- PROBLEM TO WORK ON: From the entries below, count the lines holding the word "coste" and give nothing but the number.

- EXTRACTED ENTRIES:
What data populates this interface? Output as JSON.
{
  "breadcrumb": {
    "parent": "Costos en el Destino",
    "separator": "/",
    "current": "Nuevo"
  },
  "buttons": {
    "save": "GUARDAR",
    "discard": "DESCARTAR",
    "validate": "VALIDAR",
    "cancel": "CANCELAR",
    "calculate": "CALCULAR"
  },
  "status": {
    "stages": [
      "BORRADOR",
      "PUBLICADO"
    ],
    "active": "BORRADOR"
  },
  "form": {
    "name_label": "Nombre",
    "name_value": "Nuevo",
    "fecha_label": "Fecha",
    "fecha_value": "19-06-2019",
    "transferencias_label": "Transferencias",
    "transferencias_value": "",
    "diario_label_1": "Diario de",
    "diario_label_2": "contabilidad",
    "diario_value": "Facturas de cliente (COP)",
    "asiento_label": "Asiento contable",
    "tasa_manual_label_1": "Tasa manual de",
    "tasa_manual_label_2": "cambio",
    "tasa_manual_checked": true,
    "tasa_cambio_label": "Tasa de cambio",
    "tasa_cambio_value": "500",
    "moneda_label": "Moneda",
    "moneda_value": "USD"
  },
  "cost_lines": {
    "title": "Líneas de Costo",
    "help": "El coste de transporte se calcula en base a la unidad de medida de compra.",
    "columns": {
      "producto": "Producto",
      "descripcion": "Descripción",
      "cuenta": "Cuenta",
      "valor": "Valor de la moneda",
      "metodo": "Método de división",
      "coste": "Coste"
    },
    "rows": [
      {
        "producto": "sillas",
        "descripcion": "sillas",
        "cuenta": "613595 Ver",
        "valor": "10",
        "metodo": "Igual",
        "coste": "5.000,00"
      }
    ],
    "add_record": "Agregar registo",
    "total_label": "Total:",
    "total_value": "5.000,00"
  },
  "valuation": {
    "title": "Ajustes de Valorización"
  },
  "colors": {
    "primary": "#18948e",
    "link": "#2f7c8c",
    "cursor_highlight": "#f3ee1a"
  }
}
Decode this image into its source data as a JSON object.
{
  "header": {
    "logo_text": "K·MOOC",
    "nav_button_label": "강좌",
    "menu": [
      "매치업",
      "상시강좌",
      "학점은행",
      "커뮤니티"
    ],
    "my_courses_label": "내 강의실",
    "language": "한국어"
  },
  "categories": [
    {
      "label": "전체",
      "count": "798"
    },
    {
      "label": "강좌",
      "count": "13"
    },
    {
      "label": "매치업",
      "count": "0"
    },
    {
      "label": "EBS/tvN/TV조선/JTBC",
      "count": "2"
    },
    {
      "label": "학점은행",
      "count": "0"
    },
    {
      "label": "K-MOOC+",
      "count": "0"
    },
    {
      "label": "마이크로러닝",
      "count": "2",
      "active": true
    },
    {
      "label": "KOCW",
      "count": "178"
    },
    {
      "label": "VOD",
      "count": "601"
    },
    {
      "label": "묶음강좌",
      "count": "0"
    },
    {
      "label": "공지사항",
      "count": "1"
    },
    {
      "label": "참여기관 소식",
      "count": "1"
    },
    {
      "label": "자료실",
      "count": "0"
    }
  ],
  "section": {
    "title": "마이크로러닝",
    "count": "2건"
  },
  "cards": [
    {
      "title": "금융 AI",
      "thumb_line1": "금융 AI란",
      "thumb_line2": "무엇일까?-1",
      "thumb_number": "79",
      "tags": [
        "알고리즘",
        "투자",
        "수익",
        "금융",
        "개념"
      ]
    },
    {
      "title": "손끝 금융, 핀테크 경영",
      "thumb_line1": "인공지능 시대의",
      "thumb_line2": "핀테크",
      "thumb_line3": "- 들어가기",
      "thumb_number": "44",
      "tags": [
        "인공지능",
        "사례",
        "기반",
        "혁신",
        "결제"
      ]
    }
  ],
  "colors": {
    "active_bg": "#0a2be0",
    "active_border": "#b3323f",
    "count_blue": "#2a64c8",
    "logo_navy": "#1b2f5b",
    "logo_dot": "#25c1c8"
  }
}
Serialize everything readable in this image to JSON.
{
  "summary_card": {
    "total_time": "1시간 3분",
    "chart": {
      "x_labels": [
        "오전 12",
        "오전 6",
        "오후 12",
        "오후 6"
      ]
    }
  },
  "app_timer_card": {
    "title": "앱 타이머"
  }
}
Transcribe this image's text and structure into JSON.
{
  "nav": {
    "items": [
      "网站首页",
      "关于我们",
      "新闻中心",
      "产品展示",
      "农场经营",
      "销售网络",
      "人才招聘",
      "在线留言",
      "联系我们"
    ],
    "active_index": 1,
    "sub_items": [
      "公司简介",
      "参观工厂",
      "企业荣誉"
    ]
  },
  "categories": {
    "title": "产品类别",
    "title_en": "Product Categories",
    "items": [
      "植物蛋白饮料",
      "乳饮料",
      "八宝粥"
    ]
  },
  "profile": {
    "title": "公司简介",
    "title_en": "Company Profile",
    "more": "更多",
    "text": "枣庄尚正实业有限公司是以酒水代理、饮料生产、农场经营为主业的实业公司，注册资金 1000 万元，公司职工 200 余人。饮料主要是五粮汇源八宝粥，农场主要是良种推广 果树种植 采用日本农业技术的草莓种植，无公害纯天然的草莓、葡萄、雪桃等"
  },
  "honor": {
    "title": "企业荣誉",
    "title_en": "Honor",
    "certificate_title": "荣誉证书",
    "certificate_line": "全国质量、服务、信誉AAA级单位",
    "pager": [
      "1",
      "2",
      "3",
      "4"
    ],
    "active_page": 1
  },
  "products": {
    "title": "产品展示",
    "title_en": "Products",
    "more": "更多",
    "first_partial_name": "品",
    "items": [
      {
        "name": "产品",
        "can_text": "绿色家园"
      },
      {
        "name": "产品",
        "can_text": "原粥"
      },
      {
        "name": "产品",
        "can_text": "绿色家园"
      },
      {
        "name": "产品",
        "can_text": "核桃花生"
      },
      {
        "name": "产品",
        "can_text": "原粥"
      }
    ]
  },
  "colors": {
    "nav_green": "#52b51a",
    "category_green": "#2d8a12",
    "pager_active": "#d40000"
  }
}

- RESULT OF THE EXERCISE: 3